TENANTS' RIGHTS AFTER HURRICANE SANDY
Many New York tenants returned home after Hurricane Sandy to find catastrophic damage and loss of power, heat, hot water and elevator service. New York residential (including cooperative) tenants are protected by the warranty of habitability under New York Real Property Law §235-b. It is implied in every New York residential lease that the premises are habitable and fit for the uses reasonably intended by the parties and that there are no conditions that are detrimental to the tenants' life, health or safety.
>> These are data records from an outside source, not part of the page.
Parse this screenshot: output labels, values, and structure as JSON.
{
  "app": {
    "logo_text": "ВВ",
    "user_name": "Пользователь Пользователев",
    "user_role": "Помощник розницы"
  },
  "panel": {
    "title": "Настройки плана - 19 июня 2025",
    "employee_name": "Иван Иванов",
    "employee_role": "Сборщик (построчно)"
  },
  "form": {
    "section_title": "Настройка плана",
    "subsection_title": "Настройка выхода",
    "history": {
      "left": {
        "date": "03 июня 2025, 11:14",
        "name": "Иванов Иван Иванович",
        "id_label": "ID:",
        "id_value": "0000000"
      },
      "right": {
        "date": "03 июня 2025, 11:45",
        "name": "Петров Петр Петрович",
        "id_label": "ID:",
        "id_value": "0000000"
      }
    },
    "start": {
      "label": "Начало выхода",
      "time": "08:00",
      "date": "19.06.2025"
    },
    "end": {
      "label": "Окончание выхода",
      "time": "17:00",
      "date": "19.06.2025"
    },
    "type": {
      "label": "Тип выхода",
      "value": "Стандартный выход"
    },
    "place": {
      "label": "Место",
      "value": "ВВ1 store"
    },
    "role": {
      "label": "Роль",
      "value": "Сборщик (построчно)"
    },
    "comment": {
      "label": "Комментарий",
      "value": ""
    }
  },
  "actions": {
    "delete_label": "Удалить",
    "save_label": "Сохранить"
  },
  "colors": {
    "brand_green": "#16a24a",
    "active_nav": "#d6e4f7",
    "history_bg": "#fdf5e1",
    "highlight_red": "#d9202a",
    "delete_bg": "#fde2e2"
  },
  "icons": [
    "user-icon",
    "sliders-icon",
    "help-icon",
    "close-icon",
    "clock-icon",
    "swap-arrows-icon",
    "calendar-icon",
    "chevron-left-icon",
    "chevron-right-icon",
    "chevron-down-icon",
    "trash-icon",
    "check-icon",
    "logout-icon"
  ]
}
The New York warranty of habitability creates an unqualified obligation which is not excused by the acts of third parties or natural disaster. The landlord’s good faith may be raised as a defense only if the landlord is prevented from making repairs due to strike or labor dispute. Many of the conditions that usually result from a severe storm, including the loss of electricity, heat and hot water; the reduction of elevator serviceand other essential services; non-functioning appliances; leaks and flooding; and odors, mildew and mold, have been held to constitute a breach of the warranty of habitability . New York courts have placed the burden of repairs on landlords even when they are required by events that are wholly out of their control. The expansive view of the warranty of habitability taken by the New York courts would include even the extraordinary damages caused by Hurricane Sandy. New York landlords have been held responsible for air pollution and other conditions resulting from clean- up of the destruction of the World Trade Center after 9/11/01; a New York apartment flooded due to a defective roof during a large rainstorm; and a below grade apartment flooded after the New York City storm sewers were overwhelmed by extremely heavy rainfall.
These are the limitations on the enforcement of the warranty of habitability that protect New York landlords: (a) the landlord must have had either actual or constructive notice of any conditions requiring repair; (b) the tenant must provide the landlord with reasonable access to make repairs ; (c) the tenant may undertake any necessary repairs and set- off their cost against the rent only if the landlord has first been notified of the conditions in need of repair and fails to take action in due course to provide a remedy; and (d) breach of the warranty of habitability does not give tenants the right to unilaterally cancel the lease. The warranty of habitability permits tenants to withhold rent and use the breach as a defense in a nonpayment eviction proceeding or to raise the breach as a counterclaim or in lawsuit against the landlord. In determining the appropriate abatement or rent reduction to which a tenant is entitled, New York courts balance the nature, severity and duration of the breach against the landlord's diligence in making repairs. The abatement can range from a rent reduction of a few percent to the full amount of the rent. Where habitability issues affect an entire building, such as in a storm, a group of tenants can organize a rent strike to collectively withhold rent until necessary repairs are made by the landlord.